Feb 29 2016 21:00
which it would be in the indexed dictionary as well.
there could be a greater (smarter) separation of constants and actual circuit logic though.
Alex Beregszaszi
@axic
Feb 29 2016 21:00
all that is in a fast tree storage (merkle-patricia trie)
ChrisForrester
@psionic81
Feb 29 2016 21:01
as always, it’s easiest to accomplish this conceptual mode by considering “for each bit that needs to be transmitted, add 25 seconds of latency”.
slothometry.
Alex Beregszaszi
@axic
Feb 29 2016 21:02
i dont think i fully get you, but contract code is not transmitted at each transaction, only when it is deployed
ChrisForrester
@psionic81
Feb 29 2016 21:04
I’m wondering why you’d be pointing at “cold storage” code then.
from what I understand the database will look much the same, except you cannot reorganize the blockchain to identify the most accessed code in fewer bytes.
similarly, there is no check for duplicate functions if you were to deploy a copy of a contract
ChrisForrester
@psionic81
Feb 29 2016 21:10
I’d like it to go a few steps further and decompose the contract into a form that is the most granular representation possible, and run graph isomorphism checks on that form’s granular components
so even the initial storage and the associated transmitted data, is minimized to it’s absolute smallest lossless representation.
Alex Beregszaszi
@axic
Feb 29 2016 21:14
basically that would be a brand new storage structure for the contracts
ChrisForrester
@psionic81
Feb 29 2016 21:16
new storage structure for code period from what I understand.. the math required to do the decomposition has only existed for a few months.

breaking down a circuit diagram into components:
http://www.wired.com/2015/12/outsiders-crack-a-50-year-old-math-problem/

then measure and attribute by relative "novelty":
http://www.wired.com/2015/12/landmark-algorithm-breaks-30-year-impasse/

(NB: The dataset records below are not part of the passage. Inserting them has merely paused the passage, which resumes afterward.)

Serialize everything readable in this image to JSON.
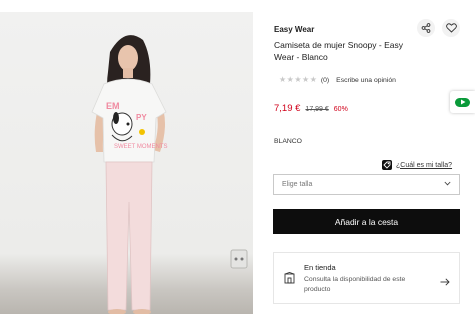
{
  "product": {
    "brand": "Easy Wear",
    "title": "Camiseta de mujer Snoopy - Easy Wear - Blanco",
    "rating_count": "(0)",
    "review_link": "Escribe una opinión",
    "price_now": "7,19 €",
    "price_old": "17,99 €",
    "discount": "60%",
    "color": "BLANCO"
  },
  "size": {
    "guide_link": "¿Cuál es mi talla?",
    "select_placeholder": "Elige talla"
  },
  "actions": {
    "add_to_cart": "Añadir a la cesta"
  },
  "store": {
    "title": "En tienda",
    "description": "Consulta la disponibilidad de este producto"
  },
  "icons": {
    "share": "share-icon",
    "favorite": "heart-icon",
    "tag": "tag-icon",
    "store": "store-icon",
    "arrow": "arrow-right-icon",
    "chevron": "chevron-down-icon"
  },
  "colors": {
    "price_red": "#d0021b",
    "button_black": "#0d0d0d",
    "promo_green": "#0a9a3a"
  }
}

Alex Beregszaszi
@axic
Feb 29 2016 21:18
well a dumb form of that would be building a huffman code table or lz dictionary of frequently used code segments
that of course has no understanding of the code
ChrisForrester
@psionic81
Feb 29 2016 21:19
I would guess that the current blockchain is at least as good as that. I’d be surprised to hear that it’s stored uncompressed on disk.
void4
@void4
Feb 29 2016 23:19
@zelig: See my previous message & this: https://gist.github.com/void4/d0389f8d3be526e99130 :)
void4
@void4
Feb 29 2016 23:37
This file would be published under /ipns/<serviceaddr> (IPNS root of that identity). The service address could be referred to by other contracts, by registries for example.
The contract info is simply what is returned by admin.saveInfo()